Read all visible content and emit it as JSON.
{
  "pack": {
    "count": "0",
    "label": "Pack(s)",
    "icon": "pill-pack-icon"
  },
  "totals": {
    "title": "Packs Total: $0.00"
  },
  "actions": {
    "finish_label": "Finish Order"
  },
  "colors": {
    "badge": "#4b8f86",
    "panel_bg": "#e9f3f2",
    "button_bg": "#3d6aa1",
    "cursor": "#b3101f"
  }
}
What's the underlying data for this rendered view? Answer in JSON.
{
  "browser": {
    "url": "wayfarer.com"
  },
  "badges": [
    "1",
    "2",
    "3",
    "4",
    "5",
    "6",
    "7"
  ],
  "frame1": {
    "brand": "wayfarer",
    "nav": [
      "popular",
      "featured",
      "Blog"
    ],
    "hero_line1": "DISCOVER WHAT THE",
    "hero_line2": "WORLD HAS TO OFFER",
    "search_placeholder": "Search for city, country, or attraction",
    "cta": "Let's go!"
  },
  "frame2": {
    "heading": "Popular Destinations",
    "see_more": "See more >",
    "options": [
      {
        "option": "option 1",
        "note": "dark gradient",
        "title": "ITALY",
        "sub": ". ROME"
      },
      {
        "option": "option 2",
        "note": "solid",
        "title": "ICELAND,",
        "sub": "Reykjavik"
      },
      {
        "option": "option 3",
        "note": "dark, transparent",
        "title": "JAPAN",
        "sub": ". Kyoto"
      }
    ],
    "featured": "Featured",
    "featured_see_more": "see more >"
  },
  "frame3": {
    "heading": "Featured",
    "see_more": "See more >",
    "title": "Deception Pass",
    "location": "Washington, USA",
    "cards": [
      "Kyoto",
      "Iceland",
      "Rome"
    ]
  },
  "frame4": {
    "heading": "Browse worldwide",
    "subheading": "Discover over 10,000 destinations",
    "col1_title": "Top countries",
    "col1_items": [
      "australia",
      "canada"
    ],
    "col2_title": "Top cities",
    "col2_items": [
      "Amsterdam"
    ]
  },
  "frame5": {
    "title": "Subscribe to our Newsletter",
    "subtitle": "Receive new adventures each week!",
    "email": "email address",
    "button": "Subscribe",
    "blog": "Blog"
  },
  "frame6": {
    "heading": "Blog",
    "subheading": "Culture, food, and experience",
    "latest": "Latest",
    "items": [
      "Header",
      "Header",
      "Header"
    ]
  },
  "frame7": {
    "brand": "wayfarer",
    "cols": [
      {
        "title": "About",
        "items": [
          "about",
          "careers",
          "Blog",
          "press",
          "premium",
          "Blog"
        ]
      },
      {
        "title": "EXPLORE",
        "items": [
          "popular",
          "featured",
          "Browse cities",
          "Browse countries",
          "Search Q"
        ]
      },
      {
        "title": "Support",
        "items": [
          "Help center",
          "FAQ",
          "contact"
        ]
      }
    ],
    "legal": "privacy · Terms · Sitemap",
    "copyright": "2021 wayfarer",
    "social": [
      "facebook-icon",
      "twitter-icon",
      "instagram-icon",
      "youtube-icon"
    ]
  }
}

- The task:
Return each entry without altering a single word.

- Reply:
Read all visible content and emit it as JSON.
{
  "pack": {
    "count": "0",
    "label": "Pack(s)",
    "icon": "pill-pack-icon"
  },
  "totals": {
    "title": "Packs Total: $0.00"
  },
  "actions": {
    "finish_label": "Finish Order"
  },
  "colors": {
    "badge": "#4b8f86",
    "panel_bg": "#e9f3f2",
    "button_bg": "#3d6aa1",
    "cursor": "#b3101f"
  }
}
What's the underlying data for this rendered view? Answer in JSON.
{
  "browser": {
    "url": "wayfarer.com"
  },
  "badges": [
    "1",
    "2",
    "3",
    "4",
    "5",
    "6",
    "7"
  ],
  "frame1": {
    "brand": "wayfarer",
    "nav": [
      "popular",
      "featured",
      "Blog"
    ],
    "hero_line1": "DISCOVER WHAT THE",
    "hero_line2": "WORLD HAS TO OFFER",
    "search_placeholder": "Search for city, country, or attraction",
    "cta": "Let's go!"
  },
  "frame2": {
    "heading": "Popular Destinations",
    "see_more": "See more >",
    "options": [
      {
        "option": "option 1",
        "note": "dark gradient",
        "title": "ITALY",
        "sub": ". ROME"
      },
      {
        "option": "option 2",
        "note": "solid",
        "title": "ICELAND,",
        "sub": "Reykjavik"
      },
      {
        "option": "option 3",
        "note": "dark, transparent",
        "title": "JAPAN",
        "sub": ". Kyoto"
      }
    ],
    "featured": "Featured",
    "featured_see_more": "see more >"
  },
  "frame3": {
    "heading": "Featured",
    "see_more": "See more >",
    "title": "Deception Pass",
    "location": "Washington, USA",
    "cards": [
      "Kyoto",
      "Iceland",
      "Rome"
    ]
  },
  "frame4": {
    "heading": "Browse worldwide",
    "subheading": "Discover over 10,000 destinations",
    "col1_title": "Top countries",
    "col1_items": [
      "australia",
      "canada"
    ],
    "col2_title": "Top cities",
    "col2_items": [
      "Amsterdam"
    ]
  },
  "frame5": {
    "title": "Subscribe to our Newsletter",
    "subtitle": "Receive new adventures each week!",
    "email": "email address",
    "button": "Subscribe",
    "blog": "Blog"
  },
  "frame6": {
    "heading": "Blog",
    "subheading": "Culture, food, and experience",
    "latest": "Latest",
    "items": [
      "Header",
      "Header",
      "Header"
    ]
  },
  "frame7": {
    "brand": "wayfarer",
    "cols": [
      {
        "title": "About",
        "items": [
          "about",
          "careers",
          "Blog",
          "press",
          "premium",
          "Blog"
        ]
      },
      {
        "title": "EXPLORE",
        "items": [
          "popular",
          "featured",
          "Browse cities",
          "Browse countries",
          "Search Q"
        ]
      },
      {
        "title": "Support",
        "items": [
          "Help center",
          "FAQ",
          "contact"
        ]
      }
    ],
    "legal": "privacy · Terms · Sitemap",
    "copyright": "2021 wayfarer",
    "social": [
      "facebook-icon",
      "twitter-icon",
      "instagram-icon",
      "youtube-icon"
    ]
  }
}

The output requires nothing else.